*Aim of the exercise*
From the first line to the last, write out the records below exactly as they appear.

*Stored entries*
------------

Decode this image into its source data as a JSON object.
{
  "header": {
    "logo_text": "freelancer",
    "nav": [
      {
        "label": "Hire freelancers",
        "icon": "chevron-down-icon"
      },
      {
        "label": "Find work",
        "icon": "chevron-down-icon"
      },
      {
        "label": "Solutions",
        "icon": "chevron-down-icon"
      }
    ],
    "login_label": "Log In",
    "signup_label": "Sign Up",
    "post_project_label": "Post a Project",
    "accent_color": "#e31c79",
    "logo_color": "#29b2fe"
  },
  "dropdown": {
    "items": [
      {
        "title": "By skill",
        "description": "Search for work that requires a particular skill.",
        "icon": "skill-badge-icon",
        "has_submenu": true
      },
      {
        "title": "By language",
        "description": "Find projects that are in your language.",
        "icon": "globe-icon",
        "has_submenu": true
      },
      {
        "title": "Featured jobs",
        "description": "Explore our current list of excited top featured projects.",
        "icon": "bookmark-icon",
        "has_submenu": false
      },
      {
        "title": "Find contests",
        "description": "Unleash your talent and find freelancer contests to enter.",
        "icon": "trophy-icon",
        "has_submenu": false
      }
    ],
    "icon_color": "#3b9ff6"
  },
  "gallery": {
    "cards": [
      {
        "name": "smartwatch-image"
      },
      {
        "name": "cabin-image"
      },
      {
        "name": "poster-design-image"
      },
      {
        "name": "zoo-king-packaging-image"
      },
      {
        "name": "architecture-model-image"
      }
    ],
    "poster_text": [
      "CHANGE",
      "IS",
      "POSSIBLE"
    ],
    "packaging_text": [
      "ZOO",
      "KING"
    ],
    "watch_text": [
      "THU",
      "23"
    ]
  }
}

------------

*Exercise result*
Decode this image into its source data as a JSON object.
{
  "header": {
    "logo_text": "freelancer",
    "nav": [
      {
        "label": "Hire freelancers",
        "icon": "chevron-down-icon"
      },
      {
        "label": "Find work",
        "icon": "chevron-down-icon"
      },
      {
        "label": "Solutions",
        "icon": "chevron-down-icon"
      }
    ],
    "login_label": "Log In",
    "signup_label": "Sign Up",
    "post_project_label": "Post a Project",
    "accent_color": "#e31c79",
    "logo_color": "#29b2fe"
  },
  "dropdown": {
    "items": [
      {
        "title": "By skill",
        "description": "Search for work that requires a particular skill.",
        "icon": "skill-badge-icon",
        "has_submenu": true
      },
      {
        "title": "By language",
        "description": "Find projects that are in your language.",
        "icon": "globe-icon",
        "has_submenu": true
      },
      {
        "title": "Featured jobs",
        "description": "Explore our current list of excited top featured projects.",
        "icon": "bookmark-icon",
        "has_submenu": false
      },
      {
        "title": "Find contests",
        "description": "Unleash your talent and find freelancer contests to enter.",
        "icon": "trophy-icon",
        "has_submenu": false
      }
    ],
    "icon_color": "#3b9ff6"
  },
  "gallery": {
    "cards": [
      {
        "name": "smartwatch-image"
      },
      {
        "name": "cabin-image"
      },
      {
        "name": "poster-design-image"
      },
      {
        "name": "zoo-king-packaging-image"
      },
      {
        "name": "architecture-model-image"
      }
    ],
    "poster_text": [
      "CHANGE",
      "IS",
      "POSSIBLE"
    ],
    "packaging_text": [
      "ZOO",
      "KING"
    ],
    "watch_text": [
      "THU",
      "23"
    ]
  }
}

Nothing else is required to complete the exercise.